|Caribbean Moon, 1987|
In 2009, I posted this comment on Facebook. I'm reminded of Kelly Presley again tonight as the Dodgers begin Game 7 of the World Series:
This is the time of the year I miss Kelly the most...the World Series and the start of the NBA season. He used to explicate every play for me, and, of course, tell me what the coaches and players should have done.
Shined On by His Grace
By Terri Elders
The sun will not harm you by day, nor the moon by night. The Lord will keep you from all harm—he will watch over your life. --Psalm 121: 6, 7
After weeks of training in Belize, my Peace Corps group swore in on Sunday evening, November 1, l987. We feasted on rice-and-beans, waggled our hips to punta rock, and took a zillion photographs.
Finally my friend, Kelly, approached. “Come on, I’ll walk you home. I’ve got an early bus in the morning.”
We hugged everybody, wishing them good luck. I’d be working at the Council of Churches in the Mesopotamia neighborhood of Belize City, so I’d stay right in town. Most everybody else would move to rural areas. We’d joked about our jobs beginning on Monday, the Day of the Dead.
Though we’d been warned about muggers lurking in the shadows, Kelly insisted we didn’t need a cab.
“It’s just a few blocks, it’s still early, and we don’t look like tourists,” he claimed.
The harvest moon shimmered high over Caribbean Shores as we walked up Baymen Avenue toward our host homes. The air grew fragrant with frangipani, a welcome contrast to the odors emanating from the open sewers we’d recently passed.
Nonetheless, I grew uneasy as we passed a knot of what the locals called base boys, unemployed youth who gathered on corners to hassle passers-by for a shilling or two. I glimpsed a few glancing at us, then nudging one another.
As we neared a corner I heard quickening footsteps and two young men rushed up. One swung a bat at Kelly’s head. The other thumped something against my arm, then grabbed my shoulder bag and yanked. The strap twisted around my wrist, and I was jerked to the ground. As soon as my assailant could free the bag, the pair sprinted off toward the sea.

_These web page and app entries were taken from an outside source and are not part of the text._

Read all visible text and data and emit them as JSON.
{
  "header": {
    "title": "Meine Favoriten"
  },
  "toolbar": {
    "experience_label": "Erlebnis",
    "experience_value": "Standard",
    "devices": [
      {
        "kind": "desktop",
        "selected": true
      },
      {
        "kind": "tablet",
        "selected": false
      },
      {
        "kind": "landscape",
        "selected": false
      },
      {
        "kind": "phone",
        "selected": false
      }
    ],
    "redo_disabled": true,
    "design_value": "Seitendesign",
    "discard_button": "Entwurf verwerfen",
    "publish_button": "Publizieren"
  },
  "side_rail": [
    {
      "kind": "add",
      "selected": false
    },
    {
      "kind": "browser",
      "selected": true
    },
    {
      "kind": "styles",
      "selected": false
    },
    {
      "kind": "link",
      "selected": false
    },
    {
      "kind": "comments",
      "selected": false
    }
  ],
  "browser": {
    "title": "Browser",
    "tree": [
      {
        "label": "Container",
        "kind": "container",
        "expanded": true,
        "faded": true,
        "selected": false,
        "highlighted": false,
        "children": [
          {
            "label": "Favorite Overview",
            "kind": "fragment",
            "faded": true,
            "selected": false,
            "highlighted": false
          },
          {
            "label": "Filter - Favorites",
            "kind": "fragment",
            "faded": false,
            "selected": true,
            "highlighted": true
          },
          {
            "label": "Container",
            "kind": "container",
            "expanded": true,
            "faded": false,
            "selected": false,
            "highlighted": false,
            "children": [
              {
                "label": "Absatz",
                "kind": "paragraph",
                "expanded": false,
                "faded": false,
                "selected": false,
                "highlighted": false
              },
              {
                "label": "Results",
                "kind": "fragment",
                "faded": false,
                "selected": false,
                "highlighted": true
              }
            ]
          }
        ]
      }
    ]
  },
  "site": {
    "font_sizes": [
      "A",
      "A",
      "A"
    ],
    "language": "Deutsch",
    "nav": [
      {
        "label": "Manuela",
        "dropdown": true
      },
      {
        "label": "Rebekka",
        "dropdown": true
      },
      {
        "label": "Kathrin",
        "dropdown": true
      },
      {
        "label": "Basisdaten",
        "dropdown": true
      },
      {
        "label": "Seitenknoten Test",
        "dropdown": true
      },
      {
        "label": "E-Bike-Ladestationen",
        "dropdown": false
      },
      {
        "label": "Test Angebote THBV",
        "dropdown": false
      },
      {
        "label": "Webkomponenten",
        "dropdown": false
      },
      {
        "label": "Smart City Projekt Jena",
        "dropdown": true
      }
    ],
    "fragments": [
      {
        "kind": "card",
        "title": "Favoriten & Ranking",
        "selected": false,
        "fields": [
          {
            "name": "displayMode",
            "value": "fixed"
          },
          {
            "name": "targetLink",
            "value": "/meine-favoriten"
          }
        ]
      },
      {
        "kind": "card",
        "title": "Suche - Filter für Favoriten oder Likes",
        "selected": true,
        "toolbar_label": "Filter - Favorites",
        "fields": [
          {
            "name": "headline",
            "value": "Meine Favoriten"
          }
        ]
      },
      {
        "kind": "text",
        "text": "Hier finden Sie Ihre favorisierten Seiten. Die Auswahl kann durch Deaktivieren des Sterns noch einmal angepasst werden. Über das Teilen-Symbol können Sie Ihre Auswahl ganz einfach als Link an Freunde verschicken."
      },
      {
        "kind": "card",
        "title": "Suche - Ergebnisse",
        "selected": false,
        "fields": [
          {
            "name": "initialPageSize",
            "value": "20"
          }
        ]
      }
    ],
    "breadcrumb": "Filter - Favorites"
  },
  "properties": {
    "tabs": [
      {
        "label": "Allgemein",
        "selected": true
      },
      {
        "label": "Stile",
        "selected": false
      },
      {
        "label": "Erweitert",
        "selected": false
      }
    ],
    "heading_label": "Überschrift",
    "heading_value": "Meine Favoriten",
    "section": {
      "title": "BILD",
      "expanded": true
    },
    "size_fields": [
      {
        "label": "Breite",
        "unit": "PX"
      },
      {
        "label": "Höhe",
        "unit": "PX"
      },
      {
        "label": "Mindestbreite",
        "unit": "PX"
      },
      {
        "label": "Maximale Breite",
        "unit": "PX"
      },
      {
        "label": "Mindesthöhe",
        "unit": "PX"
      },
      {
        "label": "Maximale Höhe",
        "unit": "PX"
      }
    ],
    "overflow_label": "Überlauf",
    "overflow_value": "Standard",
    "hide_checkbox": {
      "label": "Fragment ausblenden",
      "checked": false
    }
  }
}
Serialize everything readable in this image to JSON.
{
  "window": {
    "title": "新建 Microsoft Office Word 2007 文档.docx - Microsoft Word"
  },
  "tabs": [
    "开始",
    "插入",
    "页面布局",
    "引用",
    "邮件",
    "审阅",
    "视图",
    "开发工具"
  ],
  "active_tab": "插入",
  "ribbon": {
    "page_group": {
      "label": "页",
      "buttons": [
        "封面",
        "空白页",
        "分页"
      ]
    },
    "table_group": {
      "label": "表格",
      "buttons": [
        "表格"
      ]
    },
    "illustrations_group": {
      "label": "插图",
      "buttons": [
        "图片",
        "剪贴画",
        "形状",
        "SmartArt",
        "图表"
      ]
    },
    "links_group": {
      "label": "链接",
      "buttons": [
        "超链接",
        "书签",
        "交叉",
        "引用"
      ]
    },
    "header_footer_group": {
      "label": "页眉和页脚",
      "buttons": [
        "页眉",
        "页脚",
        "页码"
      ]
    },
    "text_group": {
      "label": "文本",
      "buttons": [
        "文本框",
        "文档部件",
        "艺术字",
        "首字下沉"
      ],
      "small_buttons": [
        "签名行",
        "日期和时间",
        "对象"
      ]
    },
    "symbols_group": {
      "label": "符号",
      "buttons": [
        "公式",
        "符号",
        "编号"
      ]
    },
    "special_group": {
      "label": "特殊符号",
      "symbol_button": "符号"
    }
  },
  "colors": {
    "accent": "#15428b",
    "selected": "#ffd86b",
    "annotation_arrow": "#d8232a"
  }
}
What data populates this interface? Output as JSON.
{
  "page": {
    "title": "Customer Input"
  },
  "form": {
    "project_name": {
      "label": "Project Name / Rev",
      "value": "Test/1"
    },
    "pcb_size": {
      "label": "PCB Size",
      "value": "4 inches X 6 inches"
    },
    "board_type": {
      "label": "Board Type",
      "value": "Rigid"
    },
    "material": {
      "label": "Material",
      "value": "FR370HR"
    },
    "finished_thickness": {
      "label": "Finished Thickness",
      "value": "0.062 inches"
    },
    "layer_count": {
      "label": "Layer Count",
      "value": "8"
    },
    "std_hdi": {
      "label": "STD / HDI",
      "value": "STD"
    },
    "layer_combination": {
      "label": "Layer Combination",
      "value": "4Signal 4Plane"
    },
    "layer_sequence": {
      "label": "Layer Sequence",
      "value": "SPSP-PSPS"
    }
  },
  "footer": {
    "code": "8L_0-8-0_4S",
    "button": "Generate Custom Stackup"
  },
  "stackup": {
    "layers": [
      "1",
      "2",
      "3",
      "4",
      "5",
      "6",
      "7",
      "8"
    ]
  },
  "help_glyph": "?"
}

As I leaned over my friend, I realized that this was my darkest moment yet. Even as I wondered if either of us would survive, I realized the irony of the moment…just as we were about to begin realizing our dream of service, we’d been assaulted.
Kelly’s eyes were closed, but he breathed steadily. I noticed dark blotches on his shirt, and then realized that blood was spurting from my arm. I’d taken first aid so knew I had to stop the bleeding since an artery had been nicked.
“Lord, let me live long enough to get help,” I prayed, struggling to my feet. I ran several yards, shouting for help. Lights flickered on in surrounding homes, and people thundered down the wooden staircases.
“We’ve been attacked. I’ve been stabbed. Somebody please help me tear up my slip to make a tourniquet.”
While they ripped and wrapped, I stared up at the brilliant moon. Suddenly I no longer feared the outcome of the attack. Its light beamed down reassurance that the Lord would see and protect us. I felt convinced we would survive.
A police car arrived. “Please take us to the hospital,” I asked, “and let the Peace Corps director know we’re there.”
We survived. A stateside ambulance jet arrived to ferry us to Florida where I immediately underwent an emergency bypass operation. Eventually Kelly had plastic surgery to repair his forehead.
“It’s a miracle we didn’t die,” Kelly later remarked.
“The reassuring moonlight convinced me the Lord had other plans for us.”
Against all odds we both returned to Belize and successfully served our terms. Jointly we made a lasting impact on social services there. I believe we did the Lord proud.
When things look dark, I remember to repeat this prayer: Dear Lord, keep your light shining on me today. Keep me safe in both the sunlight and the moonlight and guide me to do your will.
RIP, Kelly Charles Presley
|Kelly's family remember him, St. Louis, 2008|